Expedition: Manu Biodiversity Survey – Peruvian Andes Amazon The purpose of this expedition is to explore and survey the biodiversity of ‘Gallito de las Rocas’ (Cock-of-the-Rock), a newly-established conservation area located in the rainforest of Peru’s Cusco Department, at the juxtaposition of the Andes mountains with lowland Amazonia, near the world-famous Manu Biosphere Reserve. Our focal groups will include Lepidoptera (butterflies and moths), birds, and herpetofauna (reptiles and amphibians).

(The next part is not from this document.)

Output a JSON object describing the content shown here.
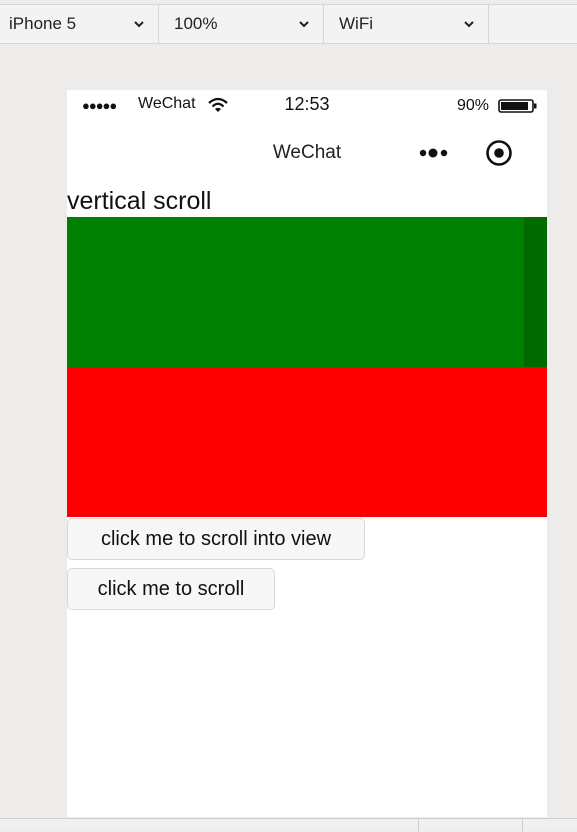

The expedition is supported by the Alliance for a Sustainable Amazon (ASA), a U.S. non-profit working to conserve the Amazon rainforest through basic and applied research, and the Asociación para la Conservación del Valle de Kosñipata (Kosñipata Valley Conservation Association; APCONK), a Peruvian non-profit dedicated to conservation in Cusco’s Kosñipata Valley. Dates: July 30 – August 13, 2018 Application deadline: June 30, 2018 Meeting location: Cusco, Peru Expedition cost: $1,600 (all inclusive, minus airfare to Cusco, Peru) Contact: i...@sustainableamazon.org<mailto:i...@sustainableamazon.org> More information: www.sustainableamazon.org/manu-biodiversity-2018<http://www.sustainableamazon.org/manu-biodiversity-2018> This expedition is open to those who would like to learn more about the plants, animals, and rainforest ecosystems of the Manu region, and who would like to gain more experience studying Lepidoptera, birds, and/or herpetofauna in the tropics. Participants should be in relatively good physical condition and willing to work hard as part of a team at a primitive, remote jungle camp. However, our hard work will be rewarded by nearly endless discoveries in one of the world’s most amazing biodiversity hotspots. Research Objectives and Methodologies Lepidoptera (Butterflies & Moths) Butterfly and moth species will be sampled using a variety of techniques. For butterflies, baited traps will be deployed in a variety of local microhabitats, and species that do not visit baits will be collected using hand nets. Moths will be sampled at night using a metal halide light setup. Manu is thought to contain a world record number of butterfly and moth species, and this expedition will contribute to ongoing efforts to quantify the reserve’s biodiversity. Specimens collected will also contribute to important collections in Peru and the USA, permitting the further study of patterns in Lepidoptera diversity, ecology, evolution, and conservation biology. Birds This study will document patterns of avian species richness and abundance along a 500-elevational gradient in Gallito de las Rocas. Species occurrence will be recorded using a combination of point-count and walking-transect surveys to look and listen for birds. Many of the birds are cryptic and difficult to detect with standard aural-visual surveys, so mist-nets will also be deployed to capture and band birds. Banded birds have the added benefit of providing researchers with a means to track individuals over time. Data collected from studies of banded birds helps shed light on the relationships between life history, survival, and local movements; information that is generally lacking for most Neotropical birds. With over 1100 species registered from Manu National Park, the team can expect to have their surveying and identification skills put to the test, and be rewarded by some of the best birding anywhere in the world. Herpetofauna (Reptiles & Amphibians) Surveying reptiles and amphibians is relatively straightforward, but due to the cryptic nature of many species, long hours are required to build a site inventory. Thus, the herp team will spend significant time in the jungle searching for frogs and snakes, especially at night, when these animals tend to be most active. The conservation area’s herpetofauna has not been extensively assessed, so we are sure to have some exciting finds and new records! This is a science-based expedition not to be confused with an ecotourism experience. We will travel far off the beaten path, into an unexplored region of both exceptional beauty and biological diversity, and generate important data useful for the study of biodiversity, as well as how best to protect as much of it as possible in an age of expanding human influence. More information & how to apply: For more details about the expedition please visit www.sustainableamazon.org/manu-biodiversity-2018<http://www.sustainableamazon.org/manu-biodiversity-2018>. For general inquiries please contact us at i...@sustainableamazon.org<mailto:i...@sustainableamazon.org>. Geoff Gallice, Ph.D. President Alliance for a Sustainable Amazon